Former Faculty Members and Emeriti (in alphabetical order)
Associate Professor (2013)
Ph.D., University of Copenhagen, 1991
Poul Andersen was a specialist in Chinese religions, with a focus on Daoist ritual and the theory of ritual. He has explored these topics, both based on fieldwork among Daoist priests in southern Taiwan and through research into historical texts from all periods. As a participant in the European Daozang Project (1979–84), he worked extensively on the Daoist ritual traditions of the Song dynasty (960–1278). A more recent focus has been Daoist iconography, especially from the Ming dynasty (1368–1644) to the present day. Professor Andersen is the Director of the Daoist Iconography Project (DIP), an international collaborative research project which he has initiated at the Department of Religion in partnership with the Honolulu Academy of Arts. The purpose of this project is to create a web-based electronic resource for research into Daoist images, and it has involved the participation of several graduate students at the Department. Professor Andersen is currently working on a book with the preliminary title Icon and Deity: The Status and Function of Images in Daoism.
Mitsuo Aoki (1914–2010)
DD, Pacific School of Religion (1968)
Dr. Aoki founded the Department of Religion in 1956. He earned a B.A. degree from Drury University in Springfield, MO, and a B.D. from Chicago Theological Seminary, before receiving his Doctor of Divinity degree from the Pacific School of Religion in Berkeley, CA. Some of his numerous contributions to the field of death and dying, and to hospice care, are described on the living your dying DVD.
Ph.D., Harvard University (1963)
David W. Chappell (1940–2004)
Ph.D., Yale University
S. Cromwell Crawford
Th.D., Pacific School of Religion (1965)
Michael R. Saso
Ph.D., London University (1971)
Th.D., Pacific School of Religion (1967)
George J. Tanabe, Jr.
Ph.D., Columbia University (1983)

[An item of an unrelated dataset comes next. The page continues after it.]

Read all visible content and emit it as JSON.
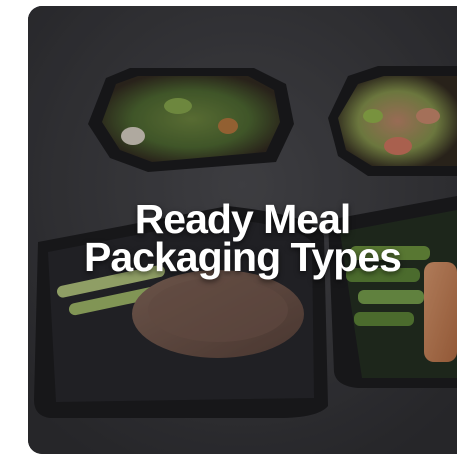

On January 24, 2014, George J. Tanabe, Jr. was awarded Japan’s Imperial Order of the Rising Sun. This honor comes in recognition of his contributions to the strengthening of academic and cultural exchanges between the United States and Japan, and also recognizes his outstanding research in the field of Japanese religions.